According to the seven-year-old release, Zync’s creative team would “remain intact and work alongside Round Hill’s sync staff.” Also included in the multifaceted union was a publishing JV designed to “offer funds for developing and signing new publishing deals with hot emerging artists.” (The precise professional status of those signings is also at issue in the legal battle.)

Zync founder Sanne Hagelsten departed the company in 2019, at which point existing exec Marisa Baldi began as chief creative officer of Round Hill itself, per Zync’s description of the timeline. Nevertheless, the Round Hill-Zync JV was terminated in 2022, according to the latter party.

As explained in the lengthy complaint, that termination coincided with the underlying agreement’s language; Zync was identified on its website as a Round Hill company at the time of writing, however.

Moving beyond this complex history, it goes without saying that the situation has proven far from ideal in the eyes of Zync, which is specifically suing the Round Hill Music Royalty Fund II.

The complaint describes in detail the alleged “bullying and mistreatment” from Round Hill “senior leadership” against Zync. In the interest of relative brevity, the legal text also lays out in many more words an essentially even split between Zync and Round Hill under the convoluted JV, including sharing certain personnel costs, some overhead bills, and a portion of revenue.

Zync was particularly to pursue deals involving (and receive related commissions for) Round Hill’s own IP, including the Carlin Music catalog, in the sync space. However, “it became immediately apparent to Baldi and to Hagelsten that key members of Round Hill’s leadership were rude, dismissive, and oppressive,” the plaintiffs maintain in the filing.

An alleged failure to provide access to its proprietary software, on top of alleged records disorganization that prevented Zync from knowing exactly which song rights were involved, significantly hindered the union and the sync results out of the gate, the text relays.

And predictably, given these alleged shortcomings, issues also plagued the expense-sharing side of the pact, according to Zync’s lawsuit. The resulting hard feelings set the stage for the aforementioned exit of Hagelsten, who’d allegedly faced “disdain and contempt” from Round Hill employees, “making her feel unwelcome to continue with the company.”

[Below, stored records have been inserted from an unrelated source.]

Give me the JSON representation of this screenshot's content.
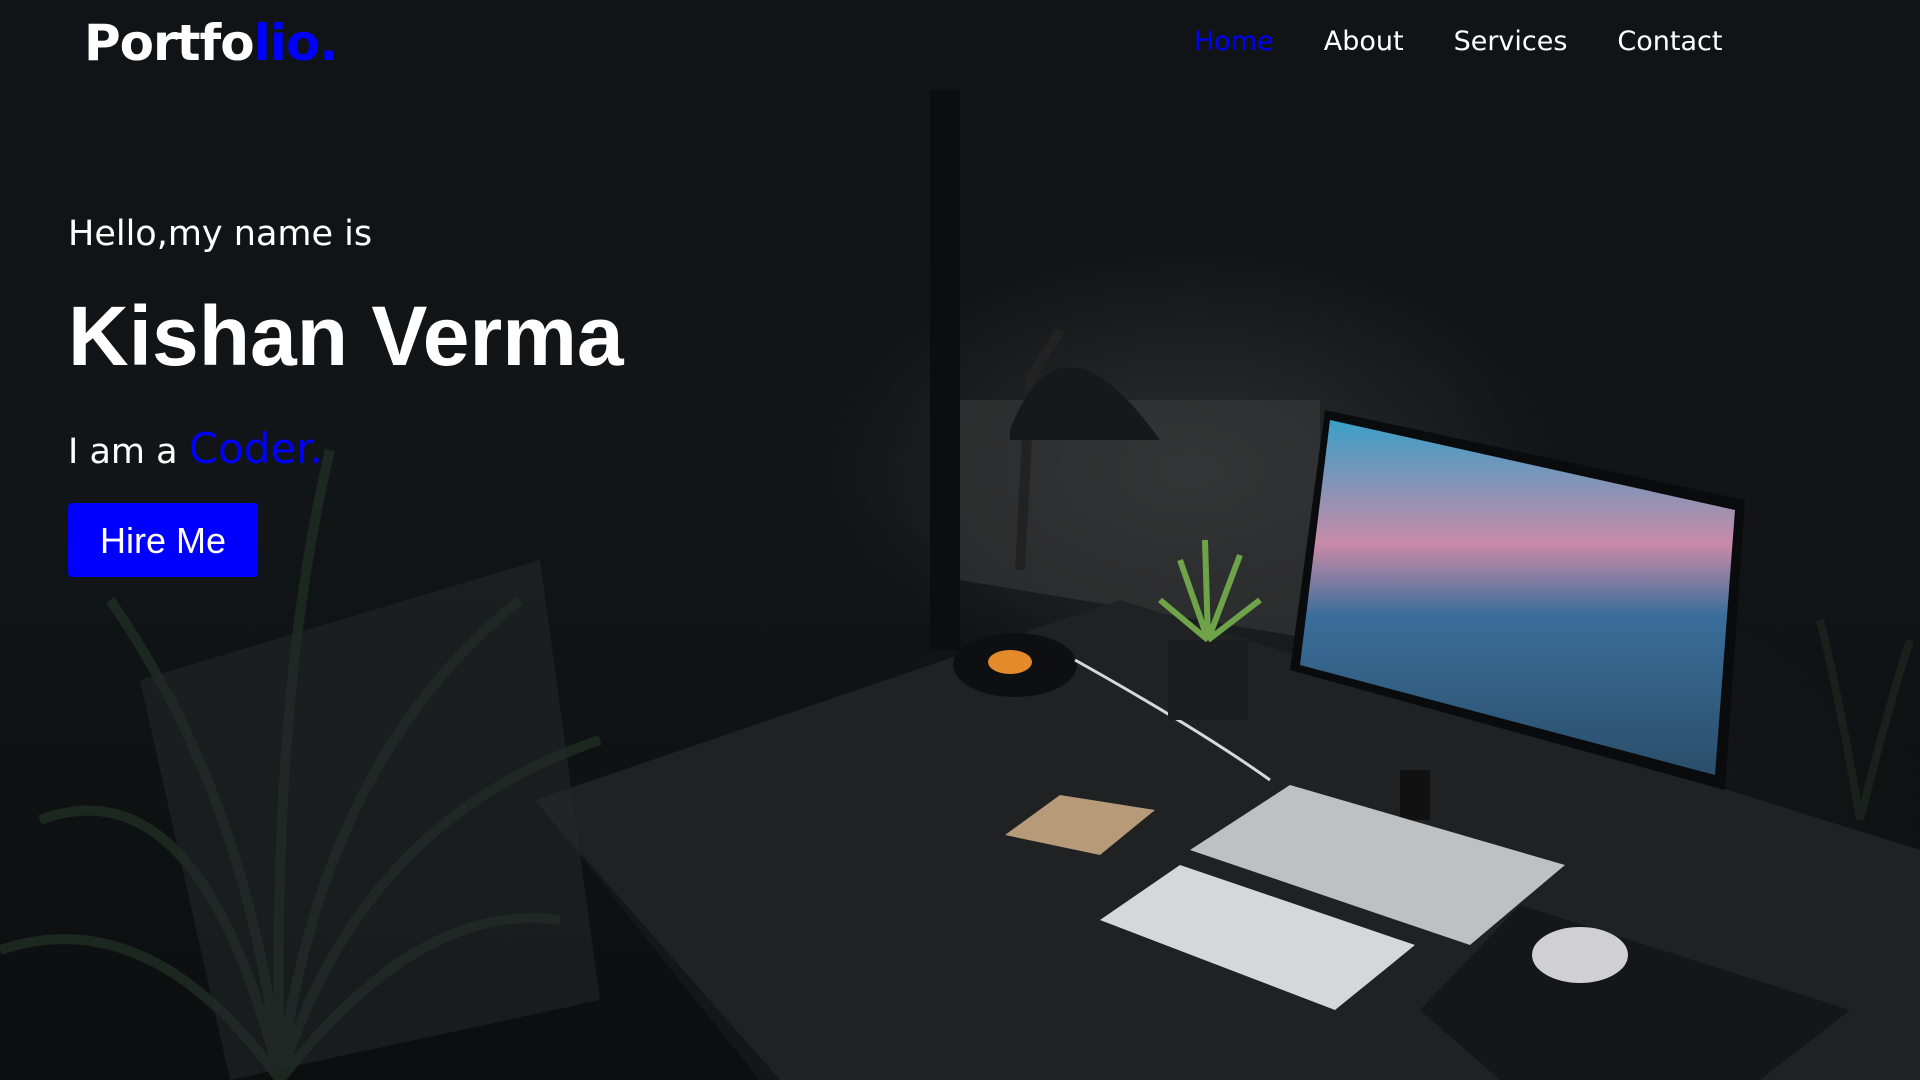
{
  "logo": {
    "main": "Portfo",
    "accent": "lio."
  },
  "nav": {
    "items": [
      {
        "label": "Home",
        "active": true
      },
      {
        "label": "About",
        "active": false
      },
      {
        "label": "Services",
        "active": false
      },
      {
        "label": "Contact",
        "active": false
      }
    ]
  },
  "hero": {
    "greeting": "Hello,my name is",
    "name": "Kishan Verma",
    "role_prefix": "I am a ",
    "role_highlight": "Coder.",
    "cta_label": "Hire Me"
  },
  "colors": {
    "accent": "#0000ff",
    "text": "#ffffff",
    "background": "#101416"
  }
}
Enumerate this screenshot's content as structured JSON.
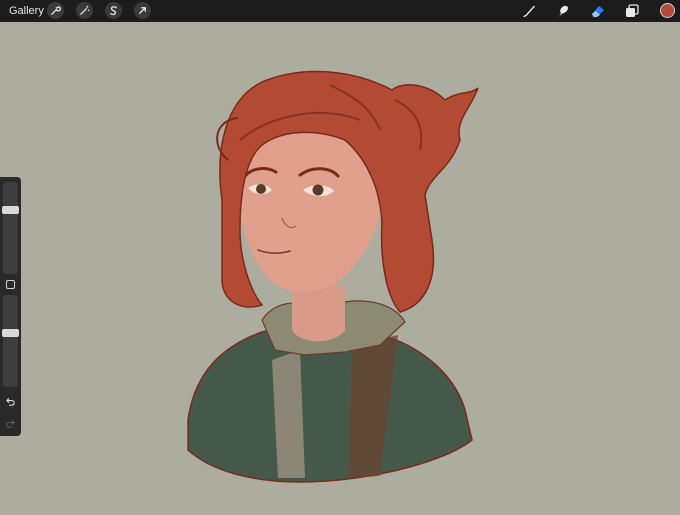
{
  "toolbar": {
    "gallery_label": "Gallery",
    "left_tools": [
      "wrench-icon",
      "magic-wand-icon",
      "selection-icon",
      "transform-arrow-icon"
    ],
    "right_tools": [
      "brush-icon",
      "smudge-icon",
      "eraser-icon",
      "layers-icon"
    ],
    "active_tool": "eraser-icon",
    "accent_color": "#2f7cf6",
    "current_color": "#b24a3a"
  },
  "sidebar": {
    "brush_size_level": 0.72,
    "opacity_level": 0.6,
    "buttons": [
      "modifier-square-icon",
      "undo-icon",
      "redo-icon"
    ]
  },
  "canvas": {
    "background_color": "#adad9f",
    "hair_color": "#b24a34",
    "jacket_color": "#45594a"
  }
}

Lastly, in terms of the suit’s details, this evidently rocky relationship between Zync and Round Hill laid the groundwork for a grand finale of sorts under their agreement. As described by the complaint, one clause meant that Round Hill was at the deal’s conclusion “obligated to buy Zync’s interests in,” among other things, the appropriate copyrights, trademark, web address, and more.

The value of the copyrights and talent agreements under the deal was to be determined by an independent third-party appraiser, the suit shows. Though things seemingly continued as normal (sans a written pact) even after the contract expired in 2022, the final straw was evidently when Round Hill allegedly gave Baldi the boot in April of 2023.

Thus, Zync (Prager Metis) and Round Hill (Alderbrook Companies) promptly enlisted separate appraisers to determine the purchase price. Unsurprisingly, the parties and their firms proved unable to come to an agreement, with Zync rather directly criticizing Alderbrook’s “indefensibly low” price.

Round Hill is allegedly seeking sizable expense deductions from the cost for Zync’s purported failure to hit certain sync-revenue benchmarks, among other things. All told, Zync is suing on eight counts (breach of contract, unjust enrichment, and more) and pushing for millions in damages.

“Round Hill Music denies the allegations in the complaint filed today by Zync Music Group,” Round Hill told Digital Music News. “The dispute between Round Hill and Zync Music Group is a commercial dispute over the valuation of their joint venture partnership which is going through a dissolution and subject to an appraisal process. The specious and salacious allegations of the complaint are being used by Zync as a substitute for the failing merits of its case.”